### What is needed
Each line of the listing below must be set down exactly.

Dataset extract: Begin

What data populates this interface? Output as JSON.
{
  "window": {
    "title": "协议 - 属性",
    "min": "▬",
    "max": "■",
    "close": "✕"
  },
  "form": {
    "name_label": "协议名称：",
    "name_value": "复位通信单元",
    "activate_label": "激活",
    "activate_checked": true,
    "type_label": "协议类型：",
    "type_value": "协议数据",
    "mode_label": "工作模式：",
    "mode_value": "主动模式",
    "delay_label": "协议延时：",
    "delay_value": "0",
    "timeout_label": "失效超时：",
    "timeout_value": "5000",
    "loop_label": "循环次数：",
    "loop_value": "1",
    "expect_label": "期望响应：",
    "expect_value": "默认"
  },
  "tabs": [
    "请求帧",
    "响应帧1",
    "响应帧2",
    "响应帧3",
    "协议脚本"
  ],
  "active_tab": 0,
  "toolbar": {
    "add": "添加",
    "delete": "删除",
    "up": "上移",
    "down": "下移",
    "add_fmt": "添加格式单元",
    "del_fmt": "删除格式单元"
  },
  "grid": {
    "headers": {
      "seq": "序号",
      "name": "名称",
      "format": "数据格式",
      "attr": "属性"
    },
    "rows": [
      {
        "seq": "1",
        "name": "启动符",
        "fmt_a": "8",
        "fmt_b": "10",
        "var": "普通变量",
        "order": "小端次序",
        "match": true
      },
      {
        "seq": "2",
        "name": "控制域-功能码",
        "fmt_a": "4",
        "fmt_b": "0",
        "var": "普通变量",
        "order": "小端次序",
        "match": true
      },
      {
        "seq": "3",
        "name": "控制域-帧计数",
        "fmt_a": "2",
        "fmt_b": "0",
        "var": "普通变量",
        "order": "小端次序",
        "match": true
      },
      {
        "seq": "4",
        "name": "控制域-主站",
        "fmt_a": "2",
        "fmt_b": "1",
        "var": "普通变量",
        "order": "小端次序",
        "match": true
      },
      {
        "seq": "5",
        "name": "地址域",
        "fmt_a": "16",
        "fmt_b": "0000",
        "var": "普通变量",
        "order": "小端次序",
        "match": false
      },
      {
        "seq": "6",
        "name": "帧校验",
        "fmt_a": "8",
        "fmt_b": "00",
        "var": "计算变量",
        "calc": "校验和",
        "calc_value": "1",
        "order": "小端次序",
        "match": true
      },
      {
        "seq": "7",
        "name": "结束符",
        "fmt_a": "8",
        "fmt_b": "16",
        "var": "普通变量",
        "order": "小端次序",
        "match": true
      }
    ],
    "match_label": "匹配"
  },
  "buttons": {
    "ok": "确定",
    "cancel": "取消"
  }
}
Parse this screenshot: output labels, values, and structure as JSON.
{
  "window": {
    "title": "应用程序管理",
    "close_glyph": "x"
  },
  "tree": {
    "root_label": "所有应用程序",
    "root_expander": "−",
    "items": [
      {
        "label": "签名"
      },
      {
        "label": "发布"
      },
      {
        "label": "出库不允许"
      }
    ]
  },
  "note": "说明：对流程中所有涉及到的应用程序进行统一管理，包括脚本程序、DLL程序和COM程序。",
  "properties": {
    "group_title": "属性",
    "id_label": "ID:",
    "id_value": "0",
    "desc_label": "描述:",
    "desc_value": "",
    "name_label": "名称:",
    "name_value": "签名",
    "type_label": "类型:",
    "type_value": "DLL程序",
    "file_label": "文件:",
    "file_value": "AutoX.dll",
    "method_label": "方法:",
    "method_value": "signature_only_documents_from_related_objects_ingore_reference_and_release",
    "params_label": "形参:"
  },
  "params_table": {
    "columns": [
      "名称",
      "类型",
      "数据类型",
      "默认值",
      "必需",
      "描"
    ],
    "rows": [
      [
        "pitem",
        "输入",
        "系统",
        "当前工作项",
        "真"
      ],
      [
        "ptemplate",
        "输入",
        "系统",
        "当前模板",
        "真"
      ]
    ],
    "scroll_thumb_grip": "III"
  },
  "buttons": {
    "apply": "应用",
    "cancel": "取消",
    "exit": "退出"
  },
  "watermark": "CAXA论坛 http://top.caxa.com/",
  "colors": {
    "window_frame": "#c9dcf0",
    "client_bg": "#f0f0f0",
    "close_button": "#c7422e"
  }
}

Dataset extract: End

### Answer to this exercise
What data populates this interface? Output as JSON.
{
  "window": {
    "title": "协议 - 属性",
    "min": "▬",
    "max": "■",
    "close": "✕"
  },
  "form": {
    "name_label": "协议名称：",
    "name_value": "复位通信单元",
    "activate_label": "激活",
    "activate_checked": true,
    "type_label": "协议类型：",
    "type_value": "协议数据",
    "mode_label": "工作模式：",
    "mode_value": "主动模式",
    "delay_label": "协议延时：",
    "delay_value": "0",
    "timeout_label": "失效超时：",
    "timeout_value": "5000",
    "loop_label": "循环次数：",
    "loop_value": "1",
    "expect_label": "期望响应：",
    "expect_value": "默认"
  },
  "tabs": [
    "请求帧",
    "响应帧1",
    "响应帧2",
    "响应帧3",
    "协议脚本"
  ],
  "active_tab": 0,
  "toolbar": {
    "add": "添加",
    "delete": "删除",
    "up": "上移",
    "down": "下移",
    "add_fmt": "添加格式单元",
    "del_fmt": "删除格式单元"
  },
  "grid": {
    "headers": {
      "seq": "序号",
      "name": "名称",
      "format": "数据格式",
      "attr": "属性"
    },
    "rows": [
      {
        "seq": "1",
        "name": "启动符",
        "fmt_a": "8",
        "fmt_b": "10",
        "var": "普通变量",
        "order": "小端次序",
        "match": true
      },
      {
        "seq": "2",
        "name": "控制域-功能码",
        "fmt_a": "4",
        "fmt_b": "0",
        "var": "普通变量",
        "order": "小端次序",
        "match": true
      },
      {
        "seq": "3",
        "name": "控制域-帧计数",
        "fmt_a": "2",
        "fmt_b": "0",
        "var": "普通变量",
        "order": "小端次序",
        "match": true
      },
      {
        "seq": "4",
        "name": "控制域-主站",
        "fmt_a": "2",
        "fmt_b": "1",
        "var": "普通变量",
        "order": "小端次序",
        "match": true
      },
      {
        "seq": "5",
        "name": "地址域",
        "fmt_a": "16",
        "fmt_b": "0000",
        "var": "普通变量",
        "order": "小端次序",
        "match": false
      },
      {
        "seq": "6",
        "name": "帧校验",
        "fmt_a": "8",
        "fmt_b": "00",
        "var": "计算变量",
        "calc": "校验和",
        "calc_value": "1",
        "order": "小端次序",
        "match": true
      },
      {
        "seq": "7",
        "name": "结束符",
        "fmt_a": "8",
        "fmt_b": "16",
        "var": "普通变量",
        "order": "小端次序",
        "match": true
      }
    ],
    "match_label": "匹配"
  },
  "buttons": {
    "ok": "确定",
    "cancel": "取消"
  }
}
Parse this screenshot: output labels, values, and structure as JSON.
{
  "window": {
    "title": "应用程序管理",
    "close_glyph": "x"
  },
  "tree": {
    "root_label": "所有应用程序",
    "root_expander": "−",
    "items": [
      {
        "label": "签名"
      },
      {
        "label": "发布"
      },
      {
        "label": "出库不允许"
      }
    ]
  },
  "note": "说明：对流程中所有涉及到的应用程序进行统一管理，包括脚本程序、DLL程序和COM程序。",
  "properties": {
    "group_title": "属性",
    "id_label": "ID:",
    "id_value": "0",
    "desc_label": "描述:",
    "desc_value": "",
    "name_label": "名称:",
    "name_value": "签名",
    "type_label": "类型:",
    "type_value": "DLL程序",
    "file_label": "文件:",
    "file_value": "AutoX.dll",
    "method_label": "方法:",
    "method_value": "signature_only_documents_from_related_objects_ingore_reference_and_release",
    "params_label": "形参:"
  },
  "params_table": {
    "columns": [
      "名称",
      "类型",
      "数据类型",
      "默认值",
      "必需",
      "描"
    ],
    "rows": [
      [
        "pitem",
        "输入",
        "系统",
        "当前工作项",
        "真"
      ],
      [
        "ptemplate",
        "输入",
        "系统",
        "当前模板",
        "真"
      ]
    ],
    "scroll_thumb_grip": "III"
  },
  "buttons": {
    "apply": "应用",
    "cancel": "取消",
    "exit": "退出"
  },
  "watermark": "CAXA论坛 http://top.caxa.com/",
  "colors": {
    "window_frame": "#c9dcf0",
    "client_bg": "#f0f0f0",
    "close_button": "#c7422e"
  }
}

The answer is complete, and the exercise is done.